Say only the number of lines in the entries below that contain "Requirements".

#####

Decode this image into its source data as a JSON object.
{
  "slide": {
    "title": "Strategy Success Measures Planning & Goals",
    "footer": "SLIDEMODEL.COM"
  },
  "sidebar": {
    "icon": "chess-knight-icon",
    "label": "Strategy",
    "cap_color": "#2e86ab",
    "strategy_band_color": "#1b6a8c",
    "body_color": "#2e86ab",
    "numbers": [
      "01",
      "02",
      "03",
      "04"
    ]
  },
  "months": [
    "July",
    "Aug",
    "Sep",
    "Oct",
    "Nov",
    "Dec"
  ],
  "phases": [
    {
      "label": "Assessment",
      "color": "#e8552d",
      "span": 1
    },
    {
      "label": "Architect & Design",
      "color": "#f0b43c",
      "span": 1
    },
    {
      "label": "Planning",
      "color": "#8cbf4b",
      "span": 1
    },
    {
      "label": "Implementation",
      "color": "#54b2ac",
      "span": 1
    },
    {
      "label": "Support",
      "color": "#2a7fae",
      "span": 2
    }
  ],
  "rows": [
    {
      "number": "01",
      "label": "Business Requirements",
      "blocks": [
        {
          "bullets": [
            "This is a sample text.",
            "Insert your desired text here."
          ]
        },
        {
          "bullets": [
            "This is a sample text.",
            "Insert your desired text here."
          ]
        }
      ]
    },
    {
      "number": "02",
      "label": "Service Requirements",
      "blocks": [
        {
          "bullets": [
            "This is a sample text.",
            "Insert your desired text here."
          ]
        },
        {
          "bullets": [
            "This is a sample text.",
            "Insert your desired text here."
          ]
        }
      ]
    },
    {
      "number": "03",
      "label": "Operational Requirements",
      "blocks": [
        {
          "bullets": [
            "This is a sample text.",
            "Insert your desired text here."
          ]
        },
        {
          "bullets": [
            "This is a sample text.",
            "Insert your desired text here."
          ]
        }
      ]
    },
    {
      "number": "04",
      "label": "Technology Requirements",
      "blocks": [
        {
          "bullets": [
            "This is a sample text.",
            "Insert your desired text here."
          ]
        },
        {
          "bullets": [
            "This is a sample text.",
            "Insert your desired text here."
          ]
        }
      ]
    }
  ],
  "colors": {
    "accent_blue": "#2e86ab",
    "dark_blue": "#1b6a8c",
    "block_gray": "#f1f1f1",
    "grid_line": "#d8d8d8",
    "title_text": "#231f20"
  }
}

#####

Response to the exercise:
4